[Items from an interface collection]
★ ★ ★ ★ ★
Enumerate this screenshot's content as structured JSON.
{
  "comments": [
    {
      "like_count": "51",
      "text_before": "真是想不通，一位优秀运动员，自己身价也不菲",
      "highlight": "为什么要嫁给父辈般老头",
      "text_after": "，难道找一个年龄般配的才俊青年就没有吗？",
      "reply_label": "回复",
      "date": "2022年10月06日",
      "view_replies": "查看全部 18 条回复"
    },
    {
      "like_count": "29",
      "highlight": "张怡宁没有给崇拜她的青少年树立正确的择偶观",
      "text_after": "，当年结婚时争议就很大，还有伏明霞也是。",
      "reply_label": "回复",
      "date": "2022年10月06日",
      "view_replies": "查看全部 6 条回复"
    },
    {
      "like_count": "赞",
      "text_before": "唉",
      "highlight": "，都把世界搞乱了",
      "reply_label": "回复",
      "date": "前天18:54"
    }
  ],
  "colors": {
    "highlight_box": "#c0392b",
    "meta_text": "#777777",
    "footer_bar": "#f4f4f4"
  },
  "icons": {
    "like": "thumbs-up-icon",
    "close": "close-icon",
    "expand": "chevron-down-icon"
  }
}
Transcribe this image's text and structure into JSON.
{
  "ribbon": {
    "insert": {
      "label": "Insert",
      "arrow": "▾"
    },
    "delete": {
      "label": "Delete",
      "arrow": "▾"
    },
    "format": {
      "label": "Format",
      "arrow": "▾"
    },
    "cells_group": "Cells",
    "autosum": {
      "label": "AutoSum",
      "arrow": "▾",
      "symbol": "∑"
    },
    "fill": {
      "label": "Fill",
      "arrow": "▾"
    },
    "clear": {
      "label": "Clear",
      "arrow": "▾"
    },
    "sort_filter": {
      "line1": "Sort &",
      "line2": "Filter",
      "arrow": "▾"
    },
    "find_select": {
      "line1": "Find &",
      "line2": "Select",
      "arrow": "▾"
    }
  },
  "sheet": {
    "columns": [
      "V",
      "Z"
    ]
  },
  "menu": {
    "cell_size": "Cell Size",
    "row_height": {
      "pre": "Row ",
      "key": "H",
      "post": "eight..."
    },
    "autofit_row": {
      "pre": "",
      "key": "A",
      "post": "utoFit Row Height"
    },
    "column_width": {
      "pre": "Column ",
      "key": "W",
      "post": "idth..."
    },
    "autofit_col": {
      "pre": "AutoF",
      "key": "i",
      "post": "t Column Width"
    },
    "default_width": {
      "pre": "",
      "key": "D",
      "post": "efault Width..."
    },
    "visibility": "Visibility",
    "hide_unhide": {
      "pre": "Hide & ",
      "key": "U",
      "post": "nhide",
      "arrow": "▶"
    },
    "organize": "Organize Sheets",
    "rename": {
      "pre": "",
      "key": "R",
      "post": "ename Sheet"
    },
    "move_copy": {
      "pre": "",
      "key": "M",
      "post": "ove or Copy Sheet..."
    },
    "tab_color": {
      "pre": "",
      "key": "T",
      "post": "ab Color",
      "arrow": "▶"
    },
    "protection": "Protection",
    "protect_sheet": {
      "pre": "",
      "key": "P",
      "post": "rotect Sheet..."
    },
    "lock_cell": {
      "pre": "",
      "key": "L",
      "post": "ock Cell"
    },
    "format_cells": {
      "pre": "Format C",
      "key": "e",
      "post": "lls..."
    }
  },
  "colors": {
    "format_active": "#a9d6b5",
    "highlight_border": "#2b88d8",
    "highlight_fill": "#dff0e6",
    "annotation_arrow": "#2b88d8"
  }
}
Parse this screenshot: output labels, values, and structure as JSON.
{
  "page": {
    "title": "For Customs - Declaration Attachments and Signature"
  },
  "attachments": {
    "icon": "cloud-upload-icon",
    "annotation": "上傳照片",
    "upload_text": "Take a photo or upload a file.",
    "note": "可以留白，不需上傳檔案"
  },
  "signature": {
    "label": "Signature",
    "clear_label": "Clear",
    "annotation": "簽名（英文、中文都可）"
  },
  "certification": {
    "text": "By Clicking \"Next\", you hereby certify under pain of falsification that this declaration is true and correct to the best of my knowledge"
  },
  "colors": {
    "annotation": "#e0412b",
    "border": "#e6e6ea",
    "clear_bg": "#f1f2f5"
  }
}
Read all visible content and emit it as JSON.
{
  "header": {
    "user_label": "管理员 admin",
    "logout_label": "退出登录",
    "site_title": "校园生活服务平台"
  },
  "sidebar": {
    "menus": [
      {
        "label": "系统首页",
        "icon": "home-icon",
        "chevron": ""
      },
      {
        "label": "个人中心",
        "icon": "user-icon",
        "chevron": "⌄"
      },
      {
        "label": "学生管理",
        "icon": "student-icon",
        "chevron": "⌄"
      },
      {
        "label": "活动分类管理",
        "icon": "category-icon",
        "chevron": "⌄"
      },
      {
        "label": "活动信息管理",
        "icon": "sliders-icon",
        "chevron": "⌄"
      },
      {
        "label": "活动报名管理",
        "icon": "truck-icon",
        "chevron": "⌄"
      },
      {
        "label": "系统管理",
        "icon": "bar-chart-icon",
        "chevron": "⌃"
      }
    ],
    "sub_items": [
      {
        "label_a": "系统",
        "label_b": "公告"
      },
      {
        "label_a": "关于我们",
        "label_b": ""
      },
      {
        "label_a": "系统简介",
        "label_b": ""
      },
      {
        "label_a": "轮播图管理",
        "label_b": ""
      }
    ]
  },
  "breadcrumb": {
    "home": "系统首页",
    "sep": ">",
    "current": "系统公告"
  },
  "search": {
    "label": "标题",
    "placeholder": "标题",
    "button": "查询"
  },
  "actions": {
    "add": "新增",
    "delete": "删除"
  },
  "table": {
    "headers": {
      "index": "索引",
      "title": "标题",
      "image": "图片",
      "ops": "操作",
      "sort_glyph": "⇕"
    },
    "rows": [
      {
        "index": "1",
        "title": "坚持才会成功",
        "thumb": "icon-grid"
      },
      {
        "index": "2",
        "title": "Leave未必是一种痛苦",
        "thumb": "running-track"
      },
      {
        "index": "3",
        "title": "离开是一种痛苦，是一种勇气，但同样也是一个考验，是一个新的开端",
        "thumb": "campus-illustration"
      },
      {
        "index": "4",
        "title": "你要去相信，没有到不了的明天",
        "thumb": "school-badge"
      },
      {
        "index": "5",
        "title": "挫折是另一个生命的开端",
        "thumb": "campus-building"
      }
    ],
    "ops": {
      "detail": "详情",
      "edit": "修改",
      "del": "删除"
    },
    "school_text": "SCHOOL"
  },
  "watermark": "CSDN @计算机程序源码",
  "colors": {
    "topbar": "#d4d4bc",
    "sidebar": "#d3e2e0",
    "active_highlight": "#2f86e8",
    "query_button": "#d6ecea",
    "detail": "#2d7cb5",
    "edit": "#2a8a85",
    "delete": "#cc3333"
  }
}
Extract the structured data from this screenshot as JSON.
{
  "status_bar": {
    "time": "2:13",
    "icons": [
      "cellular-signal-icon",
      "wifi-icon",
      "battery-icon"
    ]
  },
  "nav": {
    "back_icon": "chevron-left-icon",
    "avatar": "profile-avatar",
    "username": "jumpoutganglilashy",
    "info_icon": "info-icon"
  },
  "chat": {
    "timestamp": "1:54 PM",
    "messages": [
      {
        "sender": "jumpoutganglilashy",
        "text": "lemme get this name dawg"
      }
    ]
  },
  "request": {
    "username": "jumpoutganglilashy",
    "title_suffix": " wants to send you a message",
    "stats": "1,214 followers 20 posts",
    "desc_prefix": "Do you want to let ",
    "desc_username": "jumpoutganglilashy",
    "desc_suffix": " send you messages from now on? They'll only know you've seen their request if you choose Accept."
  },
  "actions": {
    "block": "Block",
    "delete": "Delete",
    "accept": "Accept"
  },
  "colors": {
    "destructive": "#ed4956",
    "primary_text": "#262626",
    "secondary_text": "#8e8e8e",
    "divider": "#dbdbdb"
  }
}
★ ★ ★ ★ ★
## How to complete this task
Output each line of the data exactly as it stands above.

## The answer
Enumerate this screenshot's content as structured JSON.
{
  "comments": [
    {
      "like_count": "51",
      "text_before": "真是想不通，一位优秀运动员，自己身价也不菲",
      "highlight": "为什么要嫁给父辈般老头",
      "text_after": "，难道找一个年龄般配的才俊青年就没有吗？",
      "reply_label": "回复",
      "date": "2022年10月06日",
      "view_replies": "查看全部 18 条回复"
    },
    {
      "like_count": "29",
      "highlight": "张怡宁没有给崇拜她的青少年树立正确的择偶观",
      "text_after": "，当年结婚时争议就很大，还有伏明霞也是。",
      "reply_label": "回复",
      "date": "2022年10月06日",
      "view_replies": "查看全部 6 条回复"
    },
    {
      "like_count": "赞",
      "text_before": "唉",
      "highlight": "，都把世界搞乱了",
      "reply_label": "回复",
      "date": "前天18:54"
    }
  ],
  "colors": {
    "highlight_box": "#c0392b",
    "meta_text": "#777777",
    "footer_bar": "#f4f4f4"
  },
  "icons": {
    "like": "thumbs-up-icon",
    "close": "close-icon",
    "expand": "chevron-down-icon"
  }
}
Transcribe this image's text and structure into JSON.
{
  "ribbon": {
    "insert": {
      "label": "Insert",
      "arrow": "▾"
    },
    "delete": {
      "label": "Delete",
      "arrow": "▾"
    },
    "format": {
      "label": "Format",
      "arrow": "▾"
    },
    "cells_group": "Cells",
    "autosum": {
      "label": "AutoSum",
      "arrow": "▾",
      "symbol": "∑"
    },
    "fill": {
      "label": "Fill",
      "arrow": "▾"
    },
    "clear": {
      "label": "Clear",
      "arrow": "▾"
    },
    "sort_filter": {
      "line1": "Sort &",
      "line2": "Filter",
      "arrow": "▾"
    },
    "find_select": {
      "line1": "Find &",
      "line2": "Select",
      "arrow": "▾"
    }
  },
  "sheet": {
    "columns": [
      "V",
      "Z"
    ]
  },
  "menu": {
    "cell_size": "Cell Size",
    "row_height": {
      "pre": "Row ",
      "key": "H",
      "post": "eight..."
    },
    "autofit_row": {
      "pre": "",
      "key": "A",
      "post": "utoFit Row Height"
    },
    "column_width": {
      "pre": "Column ",
      "key": "W",
      "post": "idth..."
    },
    "autofit_col": {
      "pre": "AutoF",
      "key": "i",
      "post": "t Column Width"
    },
    "default_width": {
      "pre": "",
      "key": "D",
      "post": "efault Width..."
    },
    "visibility": "Visibility",
    "hide_unhide": {
      "pre": "Hide & ",
      "key": "U",
      "post": "nhide",
      "arrow": "▶"
    },
    "organize": "Organize Sheets",
    "rename": {
      "pre": "",
      "key": "R",
      "post": "ename Sheet"
    },
    "move_copy": {
      "pre": "",
      "key": "M",
      "post": "ove or Copy Sheet..."
    },
    "tab_color": {
      "pre": "",
      "key": "T",
      "post": "ab Color",
      "arrow": "▶"
    },
    "protection": "Protection",
    "protect_sheet": {
      "pre": "",
      "key": "P",
      "post": "rotect Sheet..."
    },
    "lock_cell": {
      "pre": "",
      "key": "L",
      "post": "ock Cell"
    },
    "format_cells": {
      "pre": "Format C",
      "key": "e",
      "post": "lls..."
    }
  },
  "colors": {
    "format_active": "#a9d6b5",
    "highlight_border": "#2b88d8",
    "highlight_fill": "#dff0e6",
    "annotation_arrow": "#2b88d8"
  }
}
Parse this screenshot: output labels, values, and structure as JSON.
{
  "page": {
    "title": "For Customs - Declaration Attachments and Signature"
  },
  "attachments": {
    "icon": "cloud-upload-icon",
    "annotation": "上傳照片",
    "upload_text": "Take a photo or upload a file.",
    "note": "可以留白，不需上傳檔案"
  },
  "signature": {
    "label": "Signature",
    "clear_label": "Clear",
    "annotation": "簽名（英文、中文都可）"
  },
  "certification": {
    "text": "By Clicking \"Next\", you hereby certify under pain of falsification that this declaration is true and correct to the best of my knowledge"
  },
  "colors": {
    "annotation": "#e0412b",
    "border": "#e6e6ea",
    "clear_bg": "#f1f2f5"
  }
}
Read all visible content and emit it as JSON.
{
  "header": {
    "user_label": "管理员 admin",
    "logout_label": "退出登录",
    "site_title": "校园生活服务平台"
  },
  "sidebar": {
    "menus": [
      {
        "label": "系统首页",
        "icon": "home-icon",
        "chevron": ""
      },
      {
        "label": "个人中心",
        "icon": "user-icon",
        "chevron": "⌄"
      },
      {
        "label": "学生管理",
        "icon": "student-icon",
        "chevron": "⌄"
      },
      {
        "label": "活动分类管理",
        "icon": "category-icon",
        "chevron": "⌄"
      },
      {
        "label": "活动信息管理",
        "icon": "sliders-icon",
        "chevron": "⌄"
      },
      {
        "label": "活动报名管理",
        "icon": "truck-icon",
        "chevron": "⌄"
      },
      {
        "label": "系统管理",
        "icon": "bar-chart-icon",
        "chevron": "⌃"
      }
    ],
    "sub_items": [
      {
        "label_a": "系统",
        "label_b": "公告"
      },
      {
        "label_a": "关于我们",
        "label_b": ""
      },
      {
        "label_a": "系统简介",
        "label_b": ""
      },
      {
        "label_a": "轮播图管理",
        "label_b": ""
      }
    ]
  },
  "breadcrumb": {
    "home": "系统首页",
    "sep": ">",
    "current": "系统公告"
  },
  "search": {
    "label": "标题",
    "placeholder": "标题",
    "button": "查询"
  },
  "actions": {
    "add": "新增",
    "delete": "删除"
  },
  "table": {
    "headers": {
      "index": "索引",
      "title": "标题",
      "image": "图片",
      "ops": "操作",
      "sort_glyph": "⇕"
    },
    "rows": [
      {
        "index": "1",
        "title": "坚持才会成功",
        "thumb": "icon-grid"
      },
      {
        "index": "2",
        "title": "Leave未必是一种痛苦",
        "thumb": "running-track"
      },
      {
        "index": "3",
        "title": "离开是一种痛苦，是一种勇气，但同样也是一个考验，是一个新的开端",
        "thumb": "campus-illustration"
      },
      {
        "index": "4",
        "title": "你要去相信，没有到不了的明天",
        "thumb": "school-badge"
      },
      {
        "index": "5",
        "title": "挫折是另一个生命的开端",
        "thumb": "campus-building"
      }
    ],
    "ops": {
      "detail": "详情",
      "edit": "修改",
      "del": "删除"
    },
    "school_text": "SCHOOL"
  },
  "watermark": "CSDN @计算机程序源码",
  "colors": {
    "topbar": "#d4d4bc",
    "sidebar": "#d3e2e0",
    "active_highlight": "#2f86e8",
    "query_button": "#d6ecea",
    "detail": "#2d7cb5",
    "edit": "#2a8a85",
    "delete": "#cc3333"
  }
}
Extract the structured data from this screenshot as JSON.
{
  "status_bar": {
    "time": "2:13",
    "icons": [
      "cellular-signal-icon",
      "wifi-icon",
      "battery-icon"
    ]
  },
  "nav": {
    "back_icon": "chevron-left-icon",
    "avatar": "profile-avatar",
    "username": "jumpoutganglilashy",
    "info_icon": "info-icon"
  },
  "chat": {
    "timestamp": "1:54 PM",
    "messages": [
      {
        "sender": "jumpoutganglilashy",
        "text": "lemme get this name dawg"
      }
    ]
  },
  "request": {
    "username": "jumpoutganglilashy",
    "title_suffix": " wants to send you a message",
    "stats": "1,214 followers 20 posts",
    "desc_prefix": "Do you want to let ",
    "desc_username": "jumpoutganglilashy",
    "desc_suffix": " send you messages from now on? They'll only know you've seen their request if you choose Accept."
  },
  "actions": {
    "block": "Block",
    "delete": "Delete",
    "accept": "Accept"
  },
  "colors": {
    "destructive": "#ed4956",
    "primary_text": "#262626",
    "secondary_text": "#8e8e8e",
    "divider": "#dbdbdb"
  }
}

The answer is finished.